## Materials provided:
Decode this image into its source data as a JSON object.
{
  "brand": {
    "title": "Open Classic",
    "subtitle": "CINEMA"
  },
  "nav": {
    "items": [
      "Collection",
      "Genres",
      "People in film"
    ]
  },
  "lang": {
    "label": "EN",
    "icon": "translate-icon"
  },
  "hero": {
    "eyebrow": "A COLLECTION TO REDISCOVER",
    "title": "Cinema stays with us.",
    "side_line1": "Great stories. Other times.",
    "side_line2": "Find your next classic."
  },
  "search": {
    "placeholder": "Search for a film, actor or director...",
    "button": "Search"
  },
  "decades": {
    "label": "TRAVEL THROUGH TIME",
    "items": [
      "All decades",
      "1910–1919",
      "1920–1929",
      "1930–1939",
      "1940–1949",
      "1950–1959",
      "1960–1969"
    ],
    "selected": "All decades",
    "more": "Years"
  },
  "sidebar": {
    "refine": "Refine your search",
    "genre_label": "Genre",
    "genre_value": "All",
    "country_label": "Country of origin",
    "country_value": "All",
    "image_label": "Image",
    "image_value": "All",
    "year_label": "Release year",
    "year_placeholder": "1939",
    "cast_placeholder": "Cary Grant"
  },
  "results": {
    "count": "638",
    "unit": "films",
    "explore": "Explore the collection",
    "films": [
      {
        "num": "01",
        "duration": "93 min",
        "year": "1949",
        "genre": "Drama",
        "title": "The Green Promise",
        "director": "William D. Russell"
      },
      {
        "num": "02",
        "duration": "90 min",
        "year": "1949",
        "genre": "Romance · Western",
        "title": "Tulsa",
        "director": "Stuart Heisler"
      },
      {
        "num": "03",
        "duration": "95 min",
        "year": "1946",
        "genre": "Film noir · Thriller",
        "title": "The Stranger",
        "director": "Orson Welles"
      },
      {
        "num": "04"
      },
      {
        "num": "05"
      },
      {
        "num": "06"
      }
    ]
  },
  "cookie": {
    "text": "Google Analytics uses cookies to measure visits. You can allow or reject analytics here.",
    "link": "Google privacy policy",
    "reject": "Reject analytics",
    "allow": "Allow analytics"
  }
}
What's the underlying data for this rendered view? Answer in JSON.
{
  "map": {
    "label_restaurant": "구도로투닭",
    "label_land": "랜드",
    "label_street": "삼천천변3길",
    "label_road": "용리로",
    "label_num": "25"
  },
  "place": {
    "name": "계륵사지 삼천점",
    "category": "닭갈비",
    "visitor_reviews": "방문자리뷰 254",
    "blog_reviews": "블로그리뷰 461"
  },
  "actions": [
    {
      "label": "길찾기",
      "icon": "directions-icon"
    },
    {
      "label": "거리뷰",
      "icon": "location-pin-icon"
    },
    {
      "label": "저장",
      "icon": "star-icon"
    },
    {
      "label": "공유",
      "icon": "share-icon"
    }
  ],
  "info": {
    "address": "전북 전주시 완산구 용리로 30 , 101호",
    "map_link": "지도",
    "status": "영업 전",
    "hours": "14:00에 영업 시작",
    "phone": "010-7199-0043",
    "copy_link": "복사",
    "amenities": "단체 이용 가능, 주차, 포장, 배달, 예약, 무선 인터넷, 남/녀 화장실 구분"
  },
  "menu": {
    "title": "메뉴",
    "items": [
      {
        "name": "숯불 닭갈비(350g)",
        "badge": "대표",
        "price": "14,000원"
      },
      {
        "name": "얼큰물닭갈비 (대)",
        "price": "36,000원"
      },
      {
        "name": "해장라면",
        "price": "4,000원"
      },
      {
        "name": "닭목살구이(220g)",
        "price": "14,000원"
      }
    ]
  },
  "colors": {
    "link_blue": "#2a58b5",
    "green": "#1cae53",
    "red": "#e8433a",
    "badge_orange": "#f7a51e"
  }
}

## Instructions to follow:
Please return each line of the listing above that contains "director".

## Reply:
    "placeholder": "Search for a film, actor or director...",
        "director": "William D. Russell"
        "director": "Stuart Heisler"
        "director": "Orson Welles"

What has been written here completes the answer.